Westgarth Forster, 1821: "Fluor spar occurs in veins in a great many different colours"
Reading through Westgarth Forster's 1821, “A Treatise on a Section of the Strata from Newcastle to Cross Fell”, I came across the following (on page 218):
“Most of the mineral spars are frequently found shot into prismatic, cubic, hexagonal, or other figures. These figured crystals are generally transparent, and very beautiful. It is a great curiosity to behold the inside of some of the large cavities in which they are formed. These caverns, lined with crystals, are frequently met with in hard mineral veins; and they are generally called, by miners, shakes, lochs, or loch-holes.”
On page 216 he writes the following about one of these mineral spars (today known as fluorite):
“Fluor spar occurs in veins in a great many different colours, viz. white, green, violet, yellow, red, and brown. Its most general form, when crystallized, is a cube, but it is frequently met with in the form of an octahedron and cubo octahedron, it also occurs in amorphous shapeless masses.”

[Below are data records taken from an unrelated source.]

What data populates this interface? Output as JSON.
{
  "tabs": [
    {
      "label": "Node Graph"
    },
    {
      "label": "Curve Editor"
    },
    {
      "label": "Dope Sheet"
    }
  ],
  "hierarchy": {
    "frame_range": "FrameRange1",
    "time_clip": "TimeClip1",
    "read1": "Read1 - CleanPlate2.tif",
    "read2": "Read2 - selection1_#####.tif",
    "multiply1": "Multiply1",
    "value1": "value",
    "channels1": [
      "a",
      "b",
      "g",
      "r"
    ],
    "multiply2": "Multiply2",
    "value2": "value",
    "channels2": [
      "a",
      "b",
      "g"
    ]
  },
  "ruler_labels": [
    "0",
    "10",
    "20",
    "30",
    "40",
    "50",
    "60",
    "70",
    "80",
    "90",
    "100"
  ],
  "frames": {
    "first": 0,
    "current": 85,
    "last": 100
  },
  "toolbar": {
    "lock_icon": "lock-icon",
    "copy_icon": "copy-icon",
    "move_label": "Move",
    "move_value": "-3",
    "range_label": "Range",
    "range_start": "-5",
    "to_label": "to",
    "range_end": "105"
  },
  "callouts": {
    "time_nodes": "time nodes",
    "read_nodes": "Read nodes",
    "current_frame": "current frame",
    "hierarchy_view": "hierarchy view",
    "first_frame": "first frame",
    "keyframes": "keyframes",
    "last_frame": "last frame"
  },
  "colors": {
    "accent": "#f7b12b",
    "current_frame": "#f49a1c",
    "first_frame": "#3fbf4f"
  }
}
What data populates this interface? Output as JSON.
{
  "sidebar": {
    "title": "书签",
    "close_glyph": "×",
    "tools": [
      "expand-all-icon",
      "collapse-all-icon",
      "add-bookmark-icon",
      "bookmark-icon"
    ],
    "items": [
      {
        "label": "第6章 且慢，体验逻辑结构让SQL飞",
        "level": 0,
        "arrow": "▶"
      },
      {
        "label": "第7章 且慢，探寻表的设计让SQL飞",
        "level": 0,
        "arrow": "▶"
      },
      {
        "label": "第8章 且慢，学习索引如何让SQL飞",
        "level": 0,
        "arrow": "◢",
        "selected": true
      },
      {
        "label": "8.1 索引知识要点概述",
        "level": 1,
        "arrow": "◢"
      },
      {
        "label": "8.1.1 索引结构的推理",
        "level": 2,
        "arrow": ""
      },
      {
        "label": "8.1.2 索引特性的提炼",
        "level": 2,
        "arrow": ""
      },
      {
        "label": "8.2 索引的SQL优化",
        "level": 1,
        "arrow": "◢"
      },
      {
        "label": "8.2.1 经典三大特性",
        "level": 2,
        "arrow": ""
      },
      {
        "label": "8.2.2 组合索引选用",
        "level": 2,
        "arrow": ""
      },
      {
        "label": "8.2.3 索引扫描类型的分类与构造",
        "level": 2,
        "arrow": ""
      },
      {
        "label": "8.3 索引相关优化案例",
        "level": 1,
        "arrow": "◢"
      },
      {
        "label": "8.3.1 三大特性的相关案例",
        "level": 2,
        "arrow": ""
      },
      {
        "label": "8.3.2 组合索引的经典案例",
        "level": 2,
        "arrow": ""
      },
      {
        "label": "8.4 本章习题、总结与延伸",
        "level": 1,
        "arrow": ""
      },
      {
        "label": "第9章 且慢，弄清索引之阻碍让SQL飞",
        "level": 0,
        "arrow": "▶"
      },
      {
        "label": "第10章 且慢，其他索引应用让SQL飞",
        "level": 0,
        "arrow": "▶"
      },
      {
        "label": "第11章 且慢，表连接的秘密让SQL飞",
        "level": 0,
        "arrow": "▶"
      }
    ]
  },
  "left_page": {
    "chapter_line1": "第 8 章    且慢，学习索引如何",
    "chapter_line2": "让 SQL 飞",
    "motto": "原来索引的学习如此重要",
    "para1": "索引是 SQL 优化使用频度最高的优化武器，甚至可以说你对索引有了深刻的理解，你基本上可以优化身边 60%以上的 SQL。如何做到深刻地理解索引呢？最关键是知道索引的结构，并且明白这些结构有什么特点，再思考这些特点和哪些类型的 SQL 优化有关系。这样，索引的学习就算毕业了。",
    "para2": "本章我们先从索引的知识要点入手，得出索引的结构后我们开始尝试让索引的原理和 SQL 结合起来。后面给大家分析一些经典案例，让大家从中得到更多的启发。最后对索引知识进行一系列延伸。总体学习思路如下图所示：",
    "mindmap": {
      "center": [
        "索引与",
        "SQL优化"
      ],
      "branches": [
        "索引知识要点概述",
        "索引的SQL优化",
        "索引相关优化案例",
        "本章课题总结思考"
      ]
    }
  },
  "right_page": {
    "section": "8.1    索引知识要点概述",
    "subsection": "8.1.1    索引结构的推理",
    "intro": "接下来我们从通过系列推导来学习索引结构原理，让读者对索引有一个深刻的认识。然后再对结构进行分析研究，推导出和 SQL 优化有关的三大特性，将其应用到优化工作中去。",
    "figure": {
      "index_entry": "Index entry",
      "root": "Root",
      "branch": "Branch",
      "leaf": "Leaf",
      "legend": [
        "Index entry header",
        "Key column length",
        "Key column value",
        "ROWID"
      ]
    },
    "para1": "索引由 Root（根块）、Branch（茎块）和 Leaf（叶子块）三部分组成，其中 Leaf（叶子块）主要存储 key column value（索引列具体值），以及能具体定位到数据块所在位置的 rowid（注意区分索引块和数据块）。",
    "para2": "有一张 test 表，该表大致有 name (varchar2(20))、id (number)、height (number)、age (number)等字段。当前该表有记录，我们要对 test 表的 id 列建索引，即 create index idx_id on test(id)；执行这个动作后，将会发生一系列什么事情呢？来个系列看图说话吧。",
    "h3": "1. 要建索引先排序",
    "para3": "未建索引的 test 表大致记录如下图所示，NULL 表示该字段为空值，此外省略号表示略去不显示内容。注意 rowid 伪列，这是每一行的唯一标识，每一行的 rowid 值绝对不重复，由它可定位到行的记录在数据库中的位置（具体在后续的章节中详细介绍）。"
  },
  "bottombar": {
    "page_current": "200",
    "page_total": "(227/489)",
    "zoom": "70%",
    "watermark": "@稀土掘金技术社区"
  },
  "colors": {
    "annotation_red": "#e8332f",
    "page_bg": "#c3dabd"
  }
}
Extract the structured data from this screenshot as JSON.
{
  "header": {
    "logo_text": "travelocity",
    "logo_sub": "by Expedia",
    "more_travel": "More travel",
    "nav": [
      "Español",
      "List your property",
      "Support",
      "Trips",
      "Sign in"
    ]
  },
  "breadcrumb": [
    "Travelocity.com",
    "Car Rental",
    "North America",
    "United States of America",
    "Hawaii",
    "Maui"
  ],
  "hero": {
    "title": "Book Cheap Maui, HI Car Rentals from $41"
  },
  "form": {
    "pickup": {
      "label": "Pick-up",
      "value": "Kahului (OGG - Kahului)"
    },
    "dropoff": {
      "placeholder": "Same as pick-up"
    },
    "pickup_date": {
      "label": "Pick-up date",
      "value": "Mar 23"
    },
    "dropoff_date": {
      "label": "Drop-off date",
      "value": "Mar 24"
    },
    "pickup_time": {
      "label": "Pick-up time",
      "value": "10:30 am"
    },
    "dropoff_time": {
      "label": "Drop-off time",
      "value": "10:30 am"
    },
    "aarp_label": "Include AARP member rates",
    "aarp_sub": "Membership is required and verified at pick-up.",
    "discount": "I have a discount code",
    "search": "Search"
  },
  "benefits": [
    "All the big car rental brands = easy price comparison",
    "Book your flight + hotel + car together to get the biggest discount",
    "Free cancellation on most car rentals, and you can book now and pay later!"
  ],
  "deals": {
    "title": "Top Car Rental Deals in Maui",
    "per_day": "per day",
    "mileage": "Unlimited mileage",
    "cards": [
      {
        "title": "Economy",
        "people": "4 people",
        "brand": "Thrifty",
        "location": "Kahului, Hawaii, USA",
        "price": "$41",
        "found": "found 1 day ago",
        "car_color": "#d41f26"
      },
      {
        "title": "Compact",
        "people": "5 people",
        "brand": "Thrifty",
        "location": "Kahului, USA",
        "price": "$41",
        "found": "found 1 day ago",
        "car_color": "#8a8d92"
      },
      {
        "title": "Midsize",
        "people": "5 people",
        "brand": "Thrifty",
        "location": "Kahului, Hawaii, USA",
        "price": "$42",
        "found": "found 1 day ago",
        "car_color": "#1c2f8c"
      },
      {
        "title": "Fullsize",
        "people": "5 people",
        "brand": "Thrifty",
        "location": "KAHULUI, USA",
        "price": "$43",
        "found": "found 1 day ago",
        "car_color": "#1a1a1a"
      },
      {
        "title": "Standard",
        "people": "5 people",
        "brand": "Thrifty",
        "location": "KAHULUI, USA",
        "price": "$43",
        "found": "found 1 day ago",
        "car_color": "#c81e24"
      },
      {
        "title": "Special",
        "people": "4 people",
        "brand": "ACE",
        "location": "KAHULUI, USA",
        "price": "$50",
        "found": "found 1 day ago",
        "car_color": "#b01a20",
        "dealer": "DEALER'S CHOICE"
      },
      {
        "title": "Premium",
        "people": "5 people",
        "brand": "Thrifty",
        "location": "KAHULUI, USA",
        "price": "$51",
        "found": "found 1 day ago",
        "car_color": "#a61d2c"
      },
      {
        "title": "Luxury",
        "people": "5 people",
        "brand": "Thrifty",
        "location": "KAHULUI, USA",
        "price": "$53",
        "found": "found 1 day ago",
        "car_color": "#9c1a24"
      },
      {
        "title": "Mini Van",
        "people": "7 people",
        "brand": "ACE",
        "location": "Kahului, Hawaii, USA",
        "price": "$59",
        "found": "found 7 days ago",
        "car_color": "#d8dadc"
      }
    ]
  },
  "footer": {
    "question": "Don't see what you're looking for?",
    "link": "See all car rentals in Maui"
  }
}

And it's very true that the fluorite from this part of the world occurs in a great variety of colours. Here I've chosen a few specimens, from County Durham, Cumbria, Northumberland and Yorkshire, to illustrate the point.